What would human
existence be like without the arts? From the ancient cave walls of Lascaux,
France to the walls and stages of modern-day museums and theaters, the arts
have been mankind's greatest mode of personal expression and communication—surely
an integral part of our past, present and future.
Art is struggling and succeeding, pain and elation, doubt and certainty, restriction
and freedom. Art is feeling, seeing, hearing and thinking. It's crucial for
the artist to assimilate these functions of life in order to respond in some
fashion to their existence. In responding, the artist opens the door and the
viewer falls in headfirst toward his or her own self-discovery.
I number myself as one who is fortunate enough to take an active role in this
drama. My art is the result of my living and a measure of my life. And to
have such an existence, I am truly grateful.
Then I Found Myself In the Bushes Searching for That Hunk Of Lead
The life of the average human being is typically filled with experiences and
events that will eventually define that being's existence, regardless of one's
social or economic status. We all learn in some way to absorb these experiences
and use them either consciously or subconsciously to traverse the passages
of life. This double self-portrait attempts to combine some of these experiences
into a snapshot of one segment of my passage as an artist.
Failing to Communicate
In art as in life communication is absolutely essential. Sometimes though
it's just not forthcoming and, as a result, ideas, impressions, viewpoints
and understanding are rendered moot.
Fallen and I Can't Get Up
Religion and wealth seem to go hand-in-hand, especially in the case of Christianity.
With so much money involved it's no wonder some frail humans decide to take
a little for their own coffers.
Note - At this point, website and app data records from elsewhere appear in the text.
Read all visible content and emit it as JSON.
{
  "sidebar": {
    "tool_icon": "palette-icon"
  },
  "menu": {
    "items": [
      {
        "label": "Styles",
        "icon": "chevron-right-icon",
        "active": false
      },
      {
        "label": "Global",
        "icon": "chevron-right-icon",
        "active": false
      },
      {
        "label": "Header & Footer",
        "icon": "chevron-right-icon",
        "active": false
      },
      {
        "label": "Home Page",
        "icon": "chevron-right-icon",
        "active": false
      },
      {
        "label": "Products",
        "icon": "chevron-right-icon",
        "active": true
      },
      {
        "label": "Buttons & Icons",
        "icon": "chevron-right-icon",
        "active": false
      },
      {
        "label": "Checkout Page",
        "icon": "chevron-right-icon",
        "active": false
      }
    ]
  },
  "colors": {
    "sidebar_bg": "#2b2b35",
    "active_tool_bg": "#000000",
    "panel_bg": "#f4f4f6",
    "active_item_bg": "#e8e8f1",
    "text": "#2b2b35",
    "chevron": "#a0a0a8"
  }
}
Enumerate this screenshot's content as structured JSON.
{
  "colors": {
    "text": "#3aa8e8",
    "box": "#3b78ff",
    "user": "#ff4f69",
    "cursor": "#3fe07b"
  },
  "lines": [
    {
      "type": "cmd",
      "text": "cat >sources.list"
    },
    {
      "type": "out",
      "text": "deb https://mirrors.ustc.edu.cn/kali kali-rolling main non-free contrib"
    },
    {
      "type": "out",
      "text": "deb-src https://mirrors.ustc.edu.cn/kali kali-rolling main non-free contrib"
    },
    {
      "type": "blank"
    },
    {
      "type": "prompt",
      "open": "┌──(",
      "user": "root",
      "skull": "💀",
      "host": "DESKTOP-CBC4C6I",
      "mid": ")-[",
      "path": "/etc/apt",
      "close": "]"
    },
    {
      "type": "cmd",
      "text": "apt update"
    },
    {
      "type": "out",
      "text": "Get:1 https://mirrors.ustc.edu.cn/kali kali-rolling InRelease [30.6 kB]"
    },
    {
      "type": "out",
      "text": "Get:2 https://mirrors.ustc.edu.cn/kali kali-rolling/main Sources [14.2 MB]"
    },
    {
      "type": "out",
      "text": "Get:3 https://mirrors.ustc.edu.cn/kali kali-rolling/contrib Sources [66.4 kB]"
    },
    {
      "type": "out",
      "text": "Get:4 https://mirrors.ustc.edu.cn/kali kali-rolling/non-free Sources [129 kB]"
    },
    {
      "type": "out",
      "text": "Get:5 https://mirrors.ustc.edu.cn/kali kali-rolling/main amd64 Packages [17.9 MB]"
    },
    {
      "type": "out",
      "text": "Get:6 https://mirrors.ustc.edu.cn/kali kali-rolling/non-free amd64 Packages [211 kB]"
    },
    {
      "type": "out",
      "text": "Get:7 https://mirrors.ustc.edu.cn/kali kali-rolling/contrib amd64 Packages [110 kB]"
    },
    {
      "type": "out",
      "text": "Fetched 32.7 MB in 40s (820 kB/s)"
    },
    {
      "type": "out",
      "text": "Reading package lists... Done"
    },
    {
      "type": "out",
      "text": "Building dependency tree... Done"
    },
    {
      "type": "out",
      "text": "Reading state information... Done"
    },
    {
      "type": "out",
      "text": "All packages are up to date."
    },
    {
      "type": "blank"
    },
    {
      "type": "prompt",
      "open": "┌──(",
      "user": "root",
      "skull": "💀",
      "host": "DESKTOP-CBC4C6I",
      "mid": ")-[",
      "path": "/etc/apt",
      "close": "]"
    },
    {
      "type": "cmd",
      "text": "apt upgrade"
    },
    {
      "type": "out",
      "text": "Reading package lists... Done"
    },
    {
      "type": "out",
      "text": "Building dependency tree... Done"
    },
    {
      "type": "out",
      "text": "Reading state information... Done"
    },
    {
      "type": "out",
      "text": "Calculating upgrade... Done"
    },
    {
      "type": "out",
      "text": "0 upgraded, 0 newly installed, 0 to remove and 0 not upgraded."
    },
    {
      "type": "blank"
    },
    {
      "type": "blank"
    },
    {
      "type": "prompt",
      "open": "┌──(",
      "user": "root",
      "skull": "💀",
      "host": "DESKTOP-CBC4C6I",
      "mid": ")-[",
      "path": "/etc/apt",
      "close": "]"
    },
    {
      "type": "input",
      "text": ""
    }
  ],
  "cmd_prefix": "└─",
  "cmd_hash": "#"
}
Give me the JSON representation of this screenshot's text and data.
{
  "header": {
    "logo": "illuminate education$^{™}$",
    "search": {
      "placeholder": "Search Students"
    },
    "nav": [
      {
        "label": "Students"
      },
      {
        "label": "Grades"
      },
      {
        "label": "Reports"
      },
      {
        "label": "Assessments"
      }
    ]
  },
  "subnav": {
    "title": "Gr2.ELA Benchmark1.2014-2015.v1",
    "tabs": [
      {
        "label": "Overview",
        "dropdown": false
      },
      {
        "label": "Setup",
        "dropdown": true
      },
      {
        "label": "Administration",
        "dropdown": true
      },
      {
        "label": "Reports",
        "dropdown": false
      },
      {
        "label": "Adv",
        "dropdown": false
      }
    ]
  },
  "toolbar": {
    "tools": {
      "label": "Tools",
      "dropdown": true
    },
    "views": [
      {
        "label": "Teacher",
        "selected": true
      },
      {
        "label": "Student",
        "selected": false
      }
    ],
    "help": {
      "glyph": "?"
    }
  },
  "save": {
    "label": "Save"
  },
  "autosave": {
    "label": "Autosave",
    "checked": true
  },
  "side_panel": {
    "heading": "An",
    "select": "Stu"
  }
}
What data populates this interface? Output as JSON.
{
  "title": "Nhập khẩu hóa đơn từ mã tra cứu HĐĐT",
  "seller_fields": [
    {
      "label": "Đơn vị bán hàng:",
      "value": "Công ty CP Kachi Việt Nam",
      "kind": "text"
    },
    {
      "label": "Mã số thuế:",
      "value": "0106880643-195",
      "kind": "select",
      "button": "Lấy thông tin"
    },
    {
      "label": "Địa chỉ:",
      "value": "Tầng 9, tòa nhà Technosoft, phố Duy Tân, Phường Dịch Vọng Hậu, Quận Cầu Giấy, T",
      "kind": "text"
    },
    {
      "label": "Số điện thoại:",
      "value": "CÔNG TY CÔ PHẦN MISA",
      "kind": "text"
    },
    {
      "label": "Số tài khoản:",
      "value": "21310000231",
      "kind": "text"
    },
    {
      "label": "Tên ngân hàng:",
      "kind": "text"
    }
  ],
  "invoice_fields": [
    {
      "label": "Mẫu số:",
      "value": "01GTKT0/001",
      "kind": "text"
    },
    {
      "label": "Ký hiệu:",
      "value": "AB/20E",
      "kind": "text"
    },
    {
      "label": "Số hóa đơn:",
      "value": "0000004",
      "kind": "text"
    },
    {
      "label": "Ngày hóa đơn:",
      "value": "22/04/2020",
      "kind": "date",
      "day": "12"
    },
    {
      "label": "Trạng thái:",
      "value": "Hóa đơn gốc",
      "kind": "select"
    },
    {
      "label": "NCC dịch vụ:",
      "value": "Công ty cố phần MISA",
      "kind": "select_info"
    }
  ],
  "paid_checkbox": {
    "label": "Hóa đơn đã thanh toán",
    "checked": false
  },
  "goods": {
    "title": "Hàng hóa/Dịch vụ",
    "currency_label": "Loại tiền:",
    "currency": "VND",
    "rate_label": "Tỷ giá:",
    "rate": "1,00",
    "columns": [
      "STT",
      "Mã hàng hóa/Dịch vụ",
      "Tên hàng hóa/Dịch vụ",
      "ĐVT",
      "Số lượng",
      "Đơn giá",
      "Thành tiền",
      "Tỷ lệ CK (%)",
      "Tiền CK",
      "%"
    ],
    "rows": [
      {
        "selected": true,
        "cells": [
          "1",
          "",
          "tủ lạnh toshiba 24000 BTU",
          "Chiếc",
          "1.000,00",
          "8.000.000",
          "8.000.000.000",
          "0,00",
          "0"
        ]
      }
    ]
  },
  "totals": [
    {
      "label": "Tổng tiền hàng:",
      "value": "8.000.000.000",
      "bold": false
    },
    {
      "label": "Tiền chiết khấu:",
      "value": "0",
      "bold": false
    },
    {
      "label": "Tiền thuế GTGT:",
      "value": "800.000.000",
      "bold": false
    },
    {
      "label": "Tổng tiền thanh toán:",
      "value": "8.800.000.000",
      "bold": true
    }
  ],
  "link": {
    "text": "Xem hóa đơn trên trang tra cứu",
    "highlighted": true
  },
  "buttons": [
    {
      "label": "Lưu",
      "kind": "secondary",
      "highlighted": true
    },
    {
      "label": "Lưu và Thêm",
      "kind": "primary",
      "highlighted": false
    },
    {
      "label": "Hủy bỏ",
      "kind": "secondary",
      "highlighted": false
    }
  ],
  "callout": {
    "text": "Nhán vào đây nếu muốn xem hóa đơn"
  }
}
Their actions call into question the level
of trust one can place in organized religion and the modern church.